A few tidbits:
2nd wife of John Coltrane ( I see a trend in that Betty was also a 2nd wife)
An accomplished musician in her own right she played piano, harp, vibraphone, organ and a was a music composer.
She lived in Paris where she studied classical music
Established the Vedanta Center in SF and Los Angeles then the Sai Anantam Ashram in Chumash Pradesh near Malibu.
Per wikipedia —
In 1994, Coltrane appeared on the Red Hot Organization‘s compilation CD, Stolen Moments: Red Hot + Cool. The album, meant to raise awareness of the AIDS epidemic in African American society was named “Album of the Year” by Time Magazine. (Which is how I found out about her).
Swamini Turiyasangitananda (Alice Coltrane) on jazz, God & the spiritual path interview in Ascent Magazine. Excerpted here —
“One of the directives given to me was to start the Ashram. I felt I could serve in any way that God wished. If He wants you to do charity work or humanitarian work or however He wishes to utilize you, maybe just talking or giving musical concerts is fine. Many people have a musical ministry. Whatever was ordered, I would have been happy to receive.”

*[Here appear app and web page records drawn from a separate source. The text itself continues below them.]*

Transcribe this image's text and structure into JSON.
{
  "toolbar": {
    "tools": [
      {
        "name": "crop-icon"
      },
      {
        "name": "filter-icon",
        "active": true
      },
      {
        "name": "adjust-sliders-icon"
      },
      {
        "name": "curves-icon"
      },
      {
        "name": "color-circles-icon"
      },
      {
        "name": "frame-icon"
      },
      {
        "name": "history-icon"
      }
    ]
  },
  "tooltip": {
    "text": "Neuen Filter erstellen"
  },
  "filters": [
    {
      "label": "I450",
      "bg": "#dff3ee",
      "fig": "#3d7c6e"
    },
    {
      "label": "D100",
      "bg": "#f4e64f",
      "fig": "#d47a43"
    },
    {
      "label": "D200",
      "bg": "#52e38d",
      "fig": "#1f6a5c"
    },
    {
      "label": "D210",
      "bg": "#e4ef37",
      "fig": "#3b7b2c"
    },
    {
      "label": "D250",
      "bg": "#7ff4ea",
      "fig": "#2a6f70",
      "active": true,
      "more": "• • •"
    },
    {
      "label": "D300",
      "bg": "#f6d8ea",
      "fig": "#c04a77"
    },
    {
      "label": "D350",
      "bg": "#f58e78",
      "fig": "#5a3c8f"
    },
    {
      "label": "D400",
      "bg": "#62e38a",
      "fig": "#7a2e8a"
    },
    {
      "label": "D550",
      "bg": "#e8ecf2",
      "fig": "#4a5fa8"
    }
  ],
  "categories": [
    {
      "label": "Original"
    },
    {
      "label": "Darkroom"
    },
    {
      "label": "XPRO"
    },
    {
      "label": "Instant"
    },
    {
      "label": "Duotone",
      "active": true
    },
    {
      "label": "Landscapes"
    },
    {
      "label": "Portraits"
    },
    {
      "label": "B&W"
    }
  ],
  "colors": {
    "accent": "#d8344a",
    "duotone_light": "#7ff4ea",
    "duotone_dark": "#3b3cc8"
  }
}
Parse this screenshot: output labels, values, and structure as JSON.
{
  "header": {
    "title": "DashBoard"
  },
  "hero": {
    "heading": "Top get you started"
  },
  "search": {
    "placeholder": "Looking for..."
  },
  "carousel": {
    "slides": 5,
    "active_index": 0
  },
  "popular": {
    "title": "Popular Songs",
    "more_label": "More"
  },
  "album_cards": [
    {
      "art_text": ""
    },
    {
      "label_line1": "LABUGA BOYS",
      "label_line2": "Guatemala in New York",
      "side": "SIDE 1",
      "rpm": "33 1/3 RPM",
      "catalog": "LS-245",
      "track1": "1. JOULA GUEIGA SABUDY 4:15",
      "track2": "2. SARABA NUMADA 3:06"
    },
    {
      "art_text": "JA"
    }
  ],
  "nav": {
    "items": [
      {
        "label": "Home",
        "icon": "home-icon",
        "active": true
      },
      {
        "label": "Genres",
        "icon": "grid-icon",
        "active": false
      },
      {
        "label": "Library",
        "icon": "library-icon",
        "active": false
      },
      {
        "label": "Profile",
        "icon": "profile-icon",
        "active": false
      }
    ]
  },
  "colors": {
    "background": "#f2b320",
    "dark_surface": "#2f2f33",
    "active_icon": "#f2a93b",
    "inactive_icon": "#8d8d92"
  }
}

“We all have the right to know the truth, but if we want to believe in the negative and in the limitation, that’s where we stay. We bring this into the subconscious, and say, “Oh, I could never go that high. Oh, I could never know about those things. Oh no, I’m too afraid, oh no, I can’t meditate, my mind is far too busy, filled with all kinds of negative thoughts.” Well, if you want to stay bound, you cannot expect to rise above those thoughts. If you give yourself a chance, a chance to be sincere… I believe you will succeed whoever you are.”
In case you’re wondering what a Swami is:
The word swami means master; it means striving for the mastery over one’s smaller self and habit patterns, so that the eternal Self within may come shining through. The act of becoming a swami is not so much an acting of becoming, of adding on, of allegiance, as it is an act of setting aside, of renunciation. A swami is a monk, one who has set aside all of the limited, worldly pursuits, so as to devote full time effort to the direct experience of the highest spiritual realization, and to the service of others along those lines. Renunciation is not anti-world, in any sense of the world being a bad place. Rather, it is a matter of priorities about how one will spend his or her time, the twenty-four hours in a day, and the seven days in a week.
Upanishads are Philosophy, Not Religion
A dependent mind is not free, and without freedom, enlightenment is impossible. Religious dogmas are full of beliefs and myths that do not satisfy the human intellect and that bind believers to a narrow view of life and human potential. Such preachings instill more fear than love in the hearts of the masses. Religion either promises salvation or threatens the tortures of hell, but it does not provide sound solutions to the hellish problems and situations that plague human beings here and now.
New York Times Obit:
Ms. Coltrane met her guru, Swami Satchidananda, in 1970, and in more recent years became a devotee of Sathya Sai Baba. By the early 1970s she developed a renewed interest in the organ, because it produced a continuous sound; she wanted to make a meditative music that wouldn’t be interrupted by pauses for breath. Her 1972 record, “Universal Consciousness,” with Ms. Coltrane on Wurlitzer organ and string arrangements by Ornette Coleman, became a far-out classic.